In the dry season the damage caused to the houses by the rains is repaired. Next to each house lies a pile of freshly cut reeds and mud bricks, ready to be used. A traditional house can be built in a week. Each layer of mud bricks takes a day to dry, and a wall can be made of a maximum of five layers. Another day is needed to build the rafters and another to cover the roof. The traditional houses are efficient and free. What’s more, their construction and maintenance play an important role in strengthening the social structure of a family. ‘If you behave well your family will help you,’ explains Simon. ‘But if you’re disobedient you have to restore it on your own.’
Accra, 17:00 hours. Some youths in dungarees covered in oil are playing football on a dusty field beside the railway. These are the car mechanics from the neighbourhood. They are all athletic and fast, and since I’ve nothing better to do I watch from the embankment. Soon one of the youths sits down beside me. ‘Oburuni,’ he says, which means ‘hello white man’. ‘Obibini’, I answer, hello black man.
We start talking and when Raymond (for that’s his name) hears that I’m from the Netherlands he tell me he’s busy setting up a NGO that focuses on the development of agriculture in Ghana. He plans to travel to the Netherlands soon to collect money for his organisation. Raymond is a calm, intelligent fellow. Like most Africans he speaks openly about the problems of the continent. ‘I love Africa,’ he says, ‘because we Africans just happen to love ourselves. What I don’t like about Africa is that we don’t try to make progress.’ I nod but say nothing. It’s a thought I would never had had the courage to say out loud. After a few weeks and lots of experiences, however, I’m inclined to think the same myself. But Raymond forgot himself and, like him, a small group of young, well-educated and very ambitious Ghanaian people who do have the capacity and the will to help the country move forward.

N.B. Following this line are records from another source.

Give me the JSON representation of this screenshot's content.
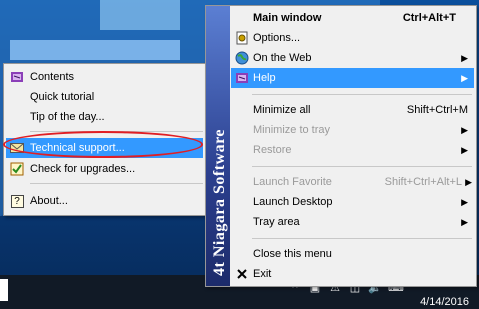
{
  "main_menu": {
    "items": [
      {
        "label": "Main window",
        "shortcut": "Ctrl+Alt+T",
        "bold": true
      },
      {
        "label": "Options..."
      },
      {
        "label": "On the Web",
        "arrow": true
      },
      {
        "label": "Help",
        "arrow": true,
        "highlighted": true
      },
      {
        "label": "Minimize all",
        "shortcut": "Shift+Ctrl+M"
      },
      {
        "label": "Minimize to tray",
        "arrow": true,
        "disabled": true
      },
      {
        "label": "Restore",
        "arrow": true,
        "disabled": true
      },
      {
        "label": "Launch Favorite",
        "shortcut": "Shift+Ctrl+Alt+L",
        "arrow": true,
        "disabled": true
      },
      {
        "label": "Launch Desktop",
        "arrow": true
      },
      {
        "label": "Tray area",
        "arrow": true
      },
      {
        "label": "Close this menu"
      },
      {
        "label": "Exit"
      }
    ],
    "brand": "4t Niagara Software"
  },
  "help_submenu": {
    "items": [
      {
        "label": "Contents"
      },
      {
        "label": "Quick tutorial"
      },
      {
        "label": "Tip of the day..."
      },
      {
        "label": "Technical support...",
        "highlighted": true
      },
      {
        "label": "Check for upgrades..."
      },
      {
        "label": "About..."
      }
    ]
  },
  "taskbar": {
    "date": "4/14/2016"
  },
  "icons": {
    "options": "gear-document-icon",
    "web": "globe-icon",
    "help": "help-book-icon",
    "contents": "help-book-icon",
    "support": "envelope-icon",
    "upgrades": "checklist-icon",
    "about": "question-box-icon",
    "exit": "close-x-icon"
  },
  "colors": {
    "highlight": "#3399ff",
    "annotation": "#e01e24",
    "brand_strip": "#2b3f8e"
  }
}
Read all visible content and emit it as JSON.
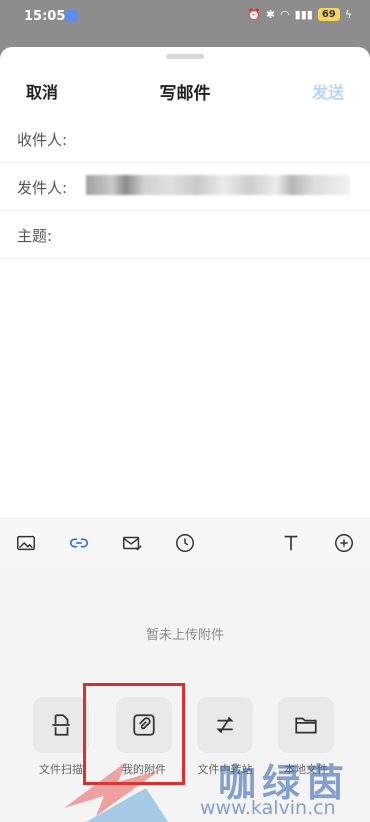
{
  "status": {
    "time": "15:05",
    "battery": "69"
  },
  "compose": {
    "cancel": "取消",
    "title": "写邮件",
    "send": "发送",
    "to_label": "收件人:",
    "from_label": "发件人:",
    "subject_label": "主题:"
  },
  "toolbar": {
    "icons": [
      "image-icon",
      "link-icon",
      "mail-check-icon",
      "clock-icon",
      "text-format-icon",
      "plus-circle-icon"
    ]
  },
  "attachments": {
    "empty_text": "暂未上传附件",
    "items": [
      {
        "label": "文件扫描",
        "icon": "scan-icon"
      },
      {
        "label": "我的附件",
        "icon": "my-attachment-icon"
      },
      {
        "label": "文件中转站",
        "icon": "transfer-icon"
      },
      {
        "label": "本地文件",
        "icon": "folder-icon"
      }
    ]
  },
  "watermark": {
    "text": "咖绿茵",
    "url": "www.kalvin.cn"
  },
  "colors": {
    "send_disabled": "#b6d6f3",
    "link_accent": "#2f6fd6",
    "highlight": "#d9302c"
  }
}
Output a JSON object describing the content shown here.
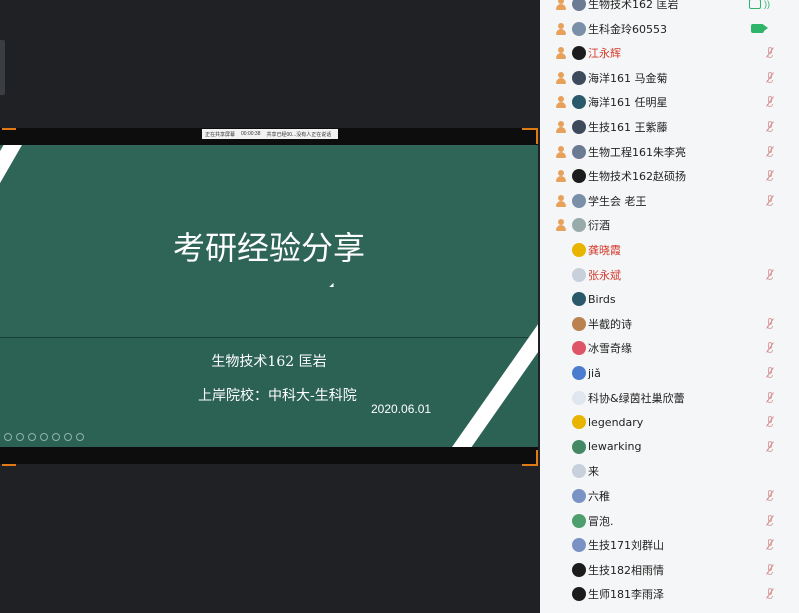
{
  "share_bar": {
    "items": [
      "正在共享屏幕",
      "00:00:38",
      "共享已经00...没有人正在说话"
    ]
  },
  "slide": {
    "title": "考研经验分享",
    "presenter": "生物技术162 匡岩",
    "school": "上岸院校：中科大-生科院",
    "date": "2020.06.01"
  },
  "members": [
    {
      "name": "生物技术162 匡岩",
      "status": "share-audio",
      "highlight": false
    },
    {
      "name": "生科金玲60553",
      "status": "camera",
      "highlight": false
    },
    {
      "name": "江永辉",
      "status": "muted",
      "highlight": true
    },
    {
      "name": "海洋161 马金菊",
      "status": "muted",
      "highlight": false
    },
    {
      "name": "海洋161 任明星",
      "status": "muted",
      "highlight": false
    },
    {
      "name": "生技161 王紫藤",
      "status": "muted",
      "highlight": false
    },
    {
      "name": "生物工程161朱李亮",
      "status": "muted",
      "highlight": false
    },
    {
      "name": "生物技术162赵硕扬",
      "status": "muted",
      "highlight": false
    },
    {
      "name": "学生会 老王",
      "status": "muted",
      "highlight": false
    },
    {
      "name": "衍酒",
      "status": "none",
      "highlight": false
    },
    {
      "name": "龚晓霞",
      "status": "none",
      "highlight": true
    },
    {
      "name": "张永斌",
      "status": "muted",
      "highlight": true
    },
    {
      "name": "Birds",
      "status": "none",
      "highlight": false
    },
    {
      "name": "半截的诗",
      "status": "muted",
      "highlight": false
    },
    {
      "name": "冰雪奇缘",
      "status": "muted",
      "highlight": false
    },
    {
      "name": "jiǎ",
      "status": "muted",
      "highlight": false
    },
    {
      "name": "科协&绿茵社巢欣蕾",
      "status": "muted",
      "highlight": false
    },
    {
      "name": "legendary",
      "status": "muted",
      "highlight": false
    },
    {
      "name": "lewarking",
      "status": "muted",
      "highlight": false
    },
    {
      "name": "来",
      "status": "none",
      "highlight": false
    },
    {
      "name": "六稚",
      "status": "muted",
      "highlight": false
    },
    {
      "name": "冒泡.",
      "status": "muted",
      "highlight": false
    },
    {
      "name": "生技171刘群山",
      "status": "muted",
      "highlight": false
    },
    {
      "name": "生技182相雨情",
      "status": "muted",
      "highlight": false
    },
    {
      "name": "生师181李雨泽",
      "status": "muted",
      "highlight": false
    }
  ],
  "colors": {
    "slide_bg": "#2f6557",
    "accent_orange": "#e07a17",
    "mic_muted": "#d98c8c",
    "active_green": "#2fb56a",
    "highlight_name": "#d33a2c"
  }
}
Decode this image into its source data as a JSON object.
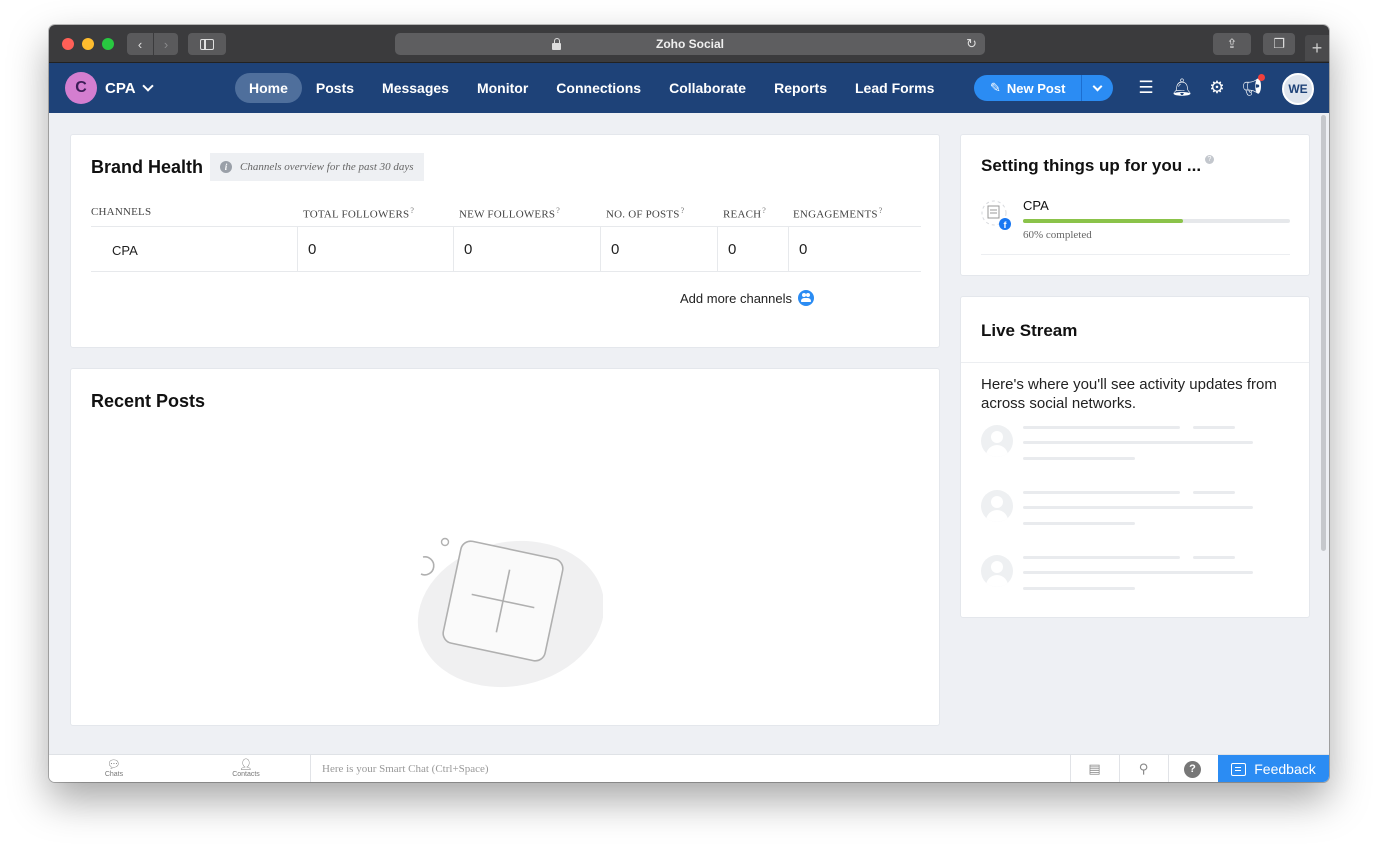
{
  "browser": {
    "title": "Zoho Social"
  },
  "nav": {
    "brand_initial": "C",
    "brand_name": "CPA",
    "items": [
      {
        "label": "Home",
        "active": true
      },
      {
        "label": "Posts"
      },
      {
        "label": "Messages"
      },
      {
        "label": "Monitor"
      },
      {
        "label": "Connections"
      },
      {
        "label": "Collaborate"
      },
      {
        "label": "Reports"
      },
      {
        "label": "Lead Forms"
      }
    ],
    "new_post_label": "New Post",
    "user_initials": "WE",
    "icons": [
      "menu-icon",
      "bell-icon",
      "gear-icon",
      "megaphone-icon"
    ]
  },
  "brand_health": {
    "title": "Brand Health",
    "subtitle": "Channels overview for the past 30 days",
    "columns": [
      "CHANNELS",
      "TOTAL FOLLOWERS",
      "NEW FOLLOWERS",
      "NO. OF POSTS",
      "REACH",
      "ENGAGEMENTS"
    ],
    "help_mark": "?",
    "rows": [
      {
        "channel": "CPA",
        "total_followers": "0",
        "new_followers": "0",
        "posts": "0",
        "reach": "0",
        "engagements": "0"
      }
    ],
    "add_channels_label": "Add more channels"
  },
  "recent_posts": {
    "title": "Recent Posts"
  },
  "setup": {
    "title": "Setting things up for you ...",
    "channel_name": "CPA",
    "progress": 0.6,
    "progress_label": "60% completed",
    "accent": "#8bc34a"
  },
  "live_stream": {
    "title": "Live Stream",
    "description": "Here's where you'll see activity updates from across social networks."
  },
  "bottom_bar": {
    "chats_label": "Chats",
    "contacts_label": "Contacts",
    "smart_chat_placeholder": "Here is your Smart Chat (Ctrl+Space)",
    "feedback_label": "Feedback"
  },
  "colors": {
    "nav_bg": "#1e4278",
    "primary": "#2b8cf3",
    "notification": "#f0403d"
  }
}
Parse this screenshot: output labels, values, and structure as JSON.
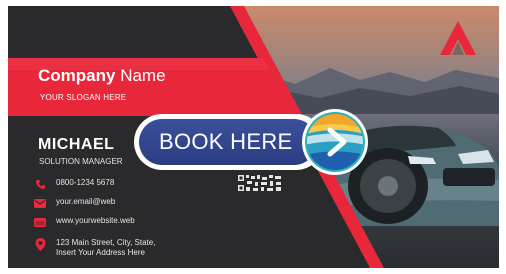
{
  "card": {
    "company_bold": "Company",
    "company_rest": "Name",
    "slogan": "YOUR SLOGAN HERE",
    "name": "MICHAEL",
    "role": "SOLUTION MANAGER",
    "phone": "0800-1234 5678",
    "email": "your.email@web",
    "website": "www.yourwebsite.web",
    "address_line1": "123 Main Street, City, State,",
    "address_line2": "Insert Your Address Here"
  },
  "cta": {
    "label": "BOOK HERE",
    "icon": "chevron-right-icon"
  },
  "colors": {
    "accent_red": "#e8273a",
    "dark": "#2a2a2c",
    "button_blue": "#2f4189",
    "teal": "#2bb3b8"
  }
}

Accra, 01:00 hours. In the bus to the hotel I meet a friendly Dutch couple. The pair, a retired judge and an artist, travel regularly to West Africa to look for art treasures for their collection. The conversation soon turns to the differences between African and European art. ‘Different standards apply to African art,’ he explains. ‘Half a century is old. And an item has to be used before it’s of any value.’
That last remark intrigues me. It takes me back to something I’ve been wrestling with the whole time in Ghana. Everything in this country seems worn out, rusty, and repaired a number of times. ‘Aesthetics’ seem totally absent, yet everyone is still immensely proud of their possessions. Does the relative poverty explain this? Or is there another reason? Do Ghanaians, just like collectors, determine the value of a site or an object on the basis of other properties than material and aesthetic ones? The mosque of Kpalsi: the outline of a small mosque marked with stones in the sand. The sacred woods in Ayigya: a triangular garden next to a busy street, full of rubbish, where the ancestors are honoured every Friday in an ugly concrete building. A driver who has screwed a stair handrail holder rather than a chrome star to the bonnet of his taxi.
Larabanga – Accra, 15.00 hours. We drive with an all-terrain vehicle from Larabanga to Accra. A fourteen-hour journey over some very bad roads. The mood of the driver is as changeable as the quality of the road surface. A cloud of dust appears in front of us. As we draw nearer we see a tiny overloaded Daihatsu zigzagging its way very slowly between the deep pot-holes. I grin as I read the text in stark yellow letters on the rear window: ‘Satan in trouble’. No such thing as bad luck, just delays. Knowing the right way isn’t important; it’s about knowing the right detour.